WordCamps are the official WordPress conferences held throughout the world many times a year. Each WordCamp is organized by a group of volunteers that are interested in helping to better the community by putting together an event where users of all levels can come get together and learn more about the software they all love: WordPress. This past year, I have attended six different WordCamps and every one of them has been awesome. Some of them had better presentations than others, some of them I was personally speaking at, and some of them had attendees I was more interested in meeting than others, but each was near equally valuable.
A typical WordCamp is setup into “tracks”, of which there are usually 3: designers, publishers, developers. As a developer, I tend to migrate towards the developer’s track at most camps, but there are always talks that fit the interest of all attendees.

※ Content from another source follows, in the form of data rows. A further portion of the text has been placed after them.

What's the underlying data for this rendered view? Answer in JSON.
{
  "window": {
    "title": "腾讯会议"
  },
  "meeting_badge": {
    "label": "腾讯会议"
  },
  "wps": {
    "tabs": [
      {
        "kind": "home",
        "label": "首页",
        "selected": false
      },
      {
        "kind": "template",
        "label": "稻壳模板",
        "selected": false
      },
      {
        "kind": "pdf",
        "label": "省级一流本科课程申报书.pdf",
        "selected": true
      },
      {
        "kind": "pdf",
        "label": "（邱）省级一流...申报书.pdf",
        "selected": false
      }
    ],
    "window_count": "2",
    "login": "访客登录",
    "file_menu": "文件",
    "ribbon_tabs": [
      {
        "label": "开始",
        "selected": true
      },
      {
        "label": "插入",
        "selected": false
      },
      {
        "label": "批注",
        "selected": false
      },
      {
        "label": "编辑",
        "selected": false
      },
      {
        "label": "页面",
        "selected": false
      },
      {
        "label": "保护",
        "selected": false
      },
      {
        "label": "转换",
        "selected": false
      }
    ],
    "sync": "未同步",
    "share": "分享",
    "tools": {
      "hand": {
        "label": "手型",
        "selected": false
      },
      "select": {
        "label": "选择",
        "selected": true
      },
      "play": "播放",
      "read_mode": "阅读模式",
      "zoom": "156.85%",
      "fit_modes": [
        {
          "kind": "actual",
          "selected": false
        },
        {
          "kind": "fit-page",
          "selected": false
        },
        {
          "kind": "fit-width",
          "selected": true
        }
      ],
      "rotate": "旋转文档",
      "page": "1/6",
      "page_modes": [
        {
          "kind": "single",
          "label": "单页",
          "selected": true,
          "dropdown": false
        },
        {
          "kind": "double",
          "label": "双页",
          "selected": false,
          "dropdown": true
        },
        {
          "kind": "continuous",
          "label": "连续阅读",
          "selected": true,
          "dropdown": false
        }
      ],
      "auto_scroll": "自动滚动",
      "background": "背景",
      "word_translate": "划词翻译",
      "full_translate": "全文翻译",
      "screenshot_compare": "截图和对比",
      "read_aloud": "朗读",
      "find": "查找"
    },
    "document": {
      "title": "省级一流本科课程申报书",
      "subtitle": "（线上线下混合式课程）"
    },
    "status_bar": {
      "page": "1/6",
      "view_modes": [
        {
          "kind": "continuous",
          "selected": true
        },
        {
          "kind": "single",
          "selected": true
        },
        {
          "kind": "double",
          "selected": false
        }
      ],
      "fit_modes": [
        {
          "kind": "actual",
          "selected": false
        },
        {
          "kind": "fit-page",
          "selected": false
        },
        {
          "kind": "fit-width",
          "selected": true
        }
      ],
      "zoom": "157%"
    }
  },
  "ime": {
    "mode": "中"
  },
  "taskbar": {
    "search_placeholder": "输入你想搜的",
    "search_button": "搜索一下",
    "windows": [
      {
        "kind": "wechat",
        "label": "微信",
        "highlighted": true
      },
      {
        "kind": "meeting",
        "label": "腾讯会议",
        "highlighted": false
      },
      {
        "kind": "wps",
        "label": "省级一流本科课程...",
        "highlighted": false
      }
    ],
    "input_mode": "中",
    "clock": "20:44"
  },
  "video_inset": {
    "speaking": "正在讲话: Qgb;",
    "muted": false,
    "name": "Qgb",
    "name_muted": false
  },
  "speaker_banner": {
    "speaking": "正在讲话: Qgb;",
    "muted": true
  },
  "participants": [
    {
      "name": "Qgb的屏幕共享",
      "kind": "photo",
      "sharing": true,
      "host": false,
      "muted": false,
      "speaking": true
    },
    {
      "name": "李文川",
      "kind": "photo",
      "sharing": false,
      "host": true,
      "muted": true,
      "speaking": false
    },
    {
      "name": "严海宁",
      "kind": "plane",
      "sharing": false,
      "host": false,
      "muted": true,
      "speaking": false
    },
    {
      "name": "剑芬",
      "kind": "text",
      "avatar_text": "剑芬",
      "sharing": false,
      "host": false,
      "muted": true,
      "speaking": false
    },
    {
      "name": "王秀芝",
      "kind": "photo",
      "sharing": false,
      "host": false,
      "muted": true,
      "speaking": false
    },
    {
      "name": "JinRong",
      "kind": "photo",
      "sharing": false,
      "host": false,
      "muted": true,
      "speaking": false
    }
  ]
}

Some people attend WordCamps to learn about WordPress (perhaps they are just starting); some people attend to learn new development techniques (such as caching); and some attend to learn how to gain a better reach with their WordPress site.
I attend for the reasons (and many more) listed above as well, but there is a much larger reason I attend WordCamps. Even though there are nearly always presentations that have significant value to me, the topics presented on are nearly always something I can educate myself on by reading tutorials posted around the net, or by asking another developer to assist me in learning, so is it worth flying or driving around the country (or even international)? Well maybe, but probably not if the only reason you’re going is to learn from presentations.
The number one reason why I attend WordCamps is to network with other members of the WordPress community.
If you haven’t realized it yet, it is the community that makes WordPress such a phenomenal piece of software. Sure the software itself is great, but it is truly great because of the large, international group of people that help to make it better and better every day.
From plugin developers to theme designers; from theme and plugin reviewers to documentation / handbook contributors; from core contributors to bloggers. It is all of these people that make working in the WordPress ecosystem awesome, and it’s meeting these people that I am most interested in when I attend a WordCamp.
By attending WordCamps around the United States (and soon internationally) I have had the opportunity to meet some of the most influential people in the WordPress community. I’ve also had the chance to meet dozens of less well known but just as valuable members of the community too.
It’s these connections with real people that is absolutely invaluable to me. As my business revolves around the internet, most of my acquaintances in the community are in a different part of the world than I am, so most of my interaction with them is all virtual. Getting the chance to put real faces to the people I’ve known (at least by name) for months or even years is invaluable.
I’ve meant clients, users of my plugins, developers of plugins I use and love, designers of themes I’ve worked with, subscribers to my site, core contributors and developers, friends, and even the Matt himself.
I have heard a lot of people say the reason they go to WordCamps is to find people for a job or to find work for themselves. The single best way of doing this that I know of is by networking with other members of this vibrant community. One of my good friends is a perfect example of this: he was standing in line at a WordCamp and decided to say hello to guy in front of him. This guy ended up being his primary employer for the rest of the year and they still work together on a very, very popular plugin project.
Have you attended WordCamps? Do you feel the same way about them as I do? Are you on the edge about attending one?